Liverpool boss Kenny Dalglish was trying to play it down in the post match press conference, but there was no hiding his delight with his team's performance at the Hawthorns against West Bromwich Albion.
Suarez had played a blinder. He was brilliant. His movement, his pace, his first touch, his vision—all reminiscent of a young Michael Owen. And his technical skills—far superior to any English player in recent years. We just don't produce players like that in this country.
But we do produce robust, hearty all-action heroes like Andy Carroll. Dalglish was ready to admit that this was Carroll's best performance in a Liverpool shirt. He lacks the class of Suarez, but he is a big handful, and the Albion defence were unable to deal with him.
Carroll scored on the stroke of half-time and missed a couple of good chances in the second half. He won most of the aerial battles, took the pressure off Suarez and provided a target for long, diagonal balls from Adam and Lucas.
At times, his giant frame and clumsy touch contrasted strongly with the slick, quick skills of Suarez.
But together, their mix of brain and brawn, muscle and subtlety, slickness and thickness are a match-winning combination.
West Bromwich Albion fans will point to the least attractive feature of Suarez's game.
He went down far too easily from the challenge by Jerome Thomas. It won him a penalty that Adam scored. Thomas's challenge was ill-judged. A winger's tackle.
But Suarez made the most of it.
We have seen him do this before. What a shame it would be if this gifted genius of a player were to spoil his reputation by cheating. He has no need to do it. He has more skill than any other striker in the Premier League.

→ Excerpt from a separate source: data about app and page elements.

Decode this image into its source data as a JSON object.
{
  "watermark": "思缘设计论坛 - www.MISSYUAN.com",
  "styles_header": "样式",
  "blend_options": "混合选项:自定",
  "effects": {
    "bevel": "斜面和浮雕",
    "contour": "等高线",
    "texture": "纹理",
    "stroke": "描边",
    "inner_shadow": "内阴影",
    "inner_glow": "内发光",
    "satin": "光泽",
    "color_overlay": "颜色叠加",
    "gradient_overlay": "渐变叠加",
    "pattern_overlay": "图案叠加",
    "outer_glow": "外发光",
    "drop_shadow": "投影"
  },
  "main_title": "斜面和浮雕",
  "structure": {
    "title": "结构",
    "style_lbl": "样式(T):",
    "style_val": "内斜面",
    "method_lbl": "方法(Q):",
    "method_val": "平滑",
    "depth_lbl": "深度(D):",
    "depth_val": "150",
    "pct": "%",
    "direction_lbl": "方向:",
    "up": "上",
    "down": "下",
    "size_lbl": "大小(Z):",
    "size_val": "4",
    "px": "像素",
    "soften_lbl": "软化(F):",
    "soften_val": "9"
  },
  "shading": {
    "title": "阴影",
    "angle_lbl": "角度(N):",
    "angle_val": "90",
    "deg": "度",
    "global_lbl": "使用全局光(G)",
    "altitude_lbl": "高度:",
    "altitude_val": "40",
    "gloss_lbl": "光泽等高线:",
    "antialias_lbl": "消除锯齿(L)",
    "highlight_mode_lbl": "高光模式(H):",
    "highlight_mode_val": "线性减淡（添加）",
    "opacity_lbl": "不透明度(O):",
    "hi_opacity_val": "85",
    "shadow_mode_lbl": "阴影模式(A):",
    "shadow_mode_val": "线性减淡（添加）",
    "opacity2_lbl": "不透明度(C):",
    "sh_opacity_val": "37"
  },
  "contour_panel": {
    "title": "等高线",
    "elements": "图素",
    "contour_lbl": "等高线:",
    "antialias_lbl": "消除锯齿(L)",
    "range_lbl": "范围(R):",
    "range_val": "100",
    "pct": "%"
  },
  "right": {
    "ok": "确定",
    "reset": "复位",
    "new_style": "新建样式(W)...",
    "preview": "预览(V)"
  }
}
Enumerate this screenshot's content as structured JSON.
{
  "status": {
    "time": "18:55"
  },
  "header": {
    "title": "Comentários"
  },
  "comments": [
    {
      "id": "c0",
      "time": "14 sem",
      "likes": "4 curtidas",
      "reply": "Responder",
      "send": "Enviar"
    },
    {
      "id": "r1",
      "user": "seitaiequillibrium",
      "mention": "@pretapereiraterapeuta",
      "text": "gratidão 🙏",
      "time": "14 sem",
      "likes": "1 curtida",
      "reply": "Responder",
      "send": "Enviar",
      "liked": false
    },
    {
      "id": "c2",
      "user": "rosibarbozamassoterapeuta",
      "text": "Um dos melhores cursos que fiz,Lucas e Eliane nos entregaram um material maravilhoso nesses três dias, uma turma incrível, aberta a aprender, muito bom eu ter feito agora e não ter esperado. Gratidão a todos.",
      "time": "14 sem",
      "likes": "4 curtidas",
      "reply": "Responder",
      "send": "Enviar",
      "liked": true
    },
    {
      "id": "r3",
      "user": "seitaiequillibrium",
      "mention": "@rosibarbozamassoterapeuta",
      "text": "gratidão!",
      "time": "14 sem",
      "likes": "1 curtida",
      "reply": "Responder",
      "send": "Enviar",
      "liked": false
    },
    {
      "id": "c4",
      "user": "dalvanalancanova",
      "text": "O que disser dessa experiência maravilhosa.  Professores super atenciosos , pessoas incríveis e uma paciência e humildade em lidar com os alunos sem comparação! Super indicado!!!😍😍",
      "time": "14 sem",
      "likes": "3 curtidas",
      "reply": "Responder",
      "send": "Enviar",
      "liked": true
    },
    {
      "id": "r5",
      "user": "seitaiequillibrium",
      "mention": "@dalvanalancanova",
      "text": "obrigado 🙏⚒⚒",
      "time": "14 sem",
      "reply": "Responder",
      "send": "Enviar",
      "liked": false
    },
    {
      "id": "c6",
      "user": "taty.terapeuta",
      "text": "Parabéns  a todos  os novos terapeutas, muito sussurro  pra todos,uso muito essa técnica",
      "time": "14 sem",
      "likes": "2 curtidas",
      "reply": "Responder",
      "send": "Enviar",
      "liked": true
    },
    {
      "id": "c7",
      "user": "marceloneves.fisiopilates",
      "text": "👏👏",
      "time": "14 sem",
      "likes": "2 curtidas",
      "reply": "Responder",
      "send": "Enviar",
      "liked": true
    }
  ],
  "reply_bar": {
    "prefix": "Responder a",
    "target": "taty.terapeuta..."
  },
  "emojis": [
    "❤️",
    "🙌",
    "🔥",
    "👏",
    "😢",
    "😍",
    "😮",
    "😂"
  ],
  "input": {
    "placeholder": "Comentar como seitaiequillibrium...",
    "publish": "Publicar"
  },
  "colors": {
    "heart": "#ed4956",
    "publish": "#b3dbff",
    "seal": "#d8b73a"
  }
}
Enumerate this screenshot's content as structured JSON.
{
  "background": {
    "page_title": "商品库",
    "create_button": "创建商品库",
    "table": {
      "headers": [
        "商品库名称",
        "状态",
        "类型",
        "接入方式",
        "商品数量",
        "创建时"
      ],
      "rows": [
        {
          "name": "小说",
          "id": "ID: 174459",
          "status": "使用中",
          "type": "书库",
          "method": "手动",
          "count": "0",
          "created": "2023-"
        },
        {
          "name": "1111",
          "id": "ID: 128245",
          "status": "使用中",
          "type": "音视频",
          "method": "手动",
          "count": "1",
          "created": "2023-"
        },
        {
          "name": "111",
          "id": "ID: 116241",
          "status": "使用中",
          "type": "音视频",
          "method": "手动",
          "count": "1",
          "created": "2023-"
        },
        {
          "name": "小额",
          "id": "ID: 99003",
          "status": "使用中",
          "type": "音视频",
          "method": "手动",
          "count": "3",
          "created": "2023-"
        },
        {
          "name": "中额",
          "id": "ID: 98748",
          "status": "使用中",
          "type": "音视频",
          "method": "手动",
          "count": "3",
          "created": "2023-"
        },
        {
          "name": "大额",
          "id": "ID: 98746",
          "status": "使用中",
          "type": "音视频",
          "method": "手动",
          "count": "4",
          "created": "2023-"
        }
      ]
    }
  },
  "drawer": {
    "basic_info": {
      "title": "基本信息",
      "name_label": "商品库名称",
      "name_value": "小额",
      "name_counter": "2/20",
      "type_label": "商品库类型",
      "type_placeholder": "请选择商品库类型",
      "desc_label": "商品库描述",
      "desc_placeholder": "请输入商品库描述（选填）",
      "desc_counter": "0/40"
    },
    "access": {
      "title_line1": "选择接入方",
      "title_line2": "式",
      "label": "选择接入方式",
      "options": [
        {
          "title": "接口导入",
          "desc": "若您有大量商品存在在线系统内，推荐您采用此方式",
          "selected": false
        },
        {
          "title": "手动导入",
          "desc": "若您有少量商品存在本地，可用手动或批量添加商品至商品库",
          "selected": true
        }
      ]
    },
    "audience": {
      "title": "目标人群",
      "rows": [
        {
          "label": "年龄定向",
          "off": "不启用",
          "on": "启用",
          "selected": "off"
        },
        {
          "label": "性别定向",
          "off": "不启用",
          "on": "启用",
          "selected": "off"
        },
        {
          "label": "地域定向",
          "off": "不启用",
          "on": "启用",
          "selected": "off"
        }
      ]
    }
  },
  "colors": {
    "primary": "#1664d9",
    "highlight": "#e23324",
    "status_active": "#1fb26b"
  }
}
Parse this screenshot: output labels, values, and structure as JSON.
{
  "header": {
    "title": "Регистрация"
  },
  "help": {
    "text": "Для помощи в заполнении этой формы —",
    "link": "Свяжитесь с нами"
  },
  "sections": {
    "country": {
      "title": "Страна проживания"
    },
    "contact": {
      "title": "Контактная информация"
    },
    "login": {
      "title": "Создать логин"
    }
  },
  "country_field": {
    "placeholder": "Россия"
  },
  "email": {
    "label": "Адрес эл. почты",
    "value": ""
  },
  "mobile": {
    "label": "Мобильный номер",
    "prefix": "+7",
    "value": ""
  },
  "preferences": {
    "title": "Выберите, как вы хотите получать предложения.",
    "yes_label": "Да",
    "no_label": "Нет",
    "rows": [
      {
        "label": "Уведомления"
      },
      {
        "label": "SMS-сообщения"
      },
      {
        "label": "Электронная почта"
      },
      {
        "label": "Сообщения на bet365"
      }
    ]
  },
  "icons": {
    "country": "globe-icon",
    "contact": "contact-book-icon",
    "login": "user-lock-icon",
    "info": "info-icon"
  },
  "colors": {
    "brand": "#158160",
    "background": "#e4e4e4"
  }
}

To be a genius, he must continue to play brilliantly.
To be a legend, he must play fairly.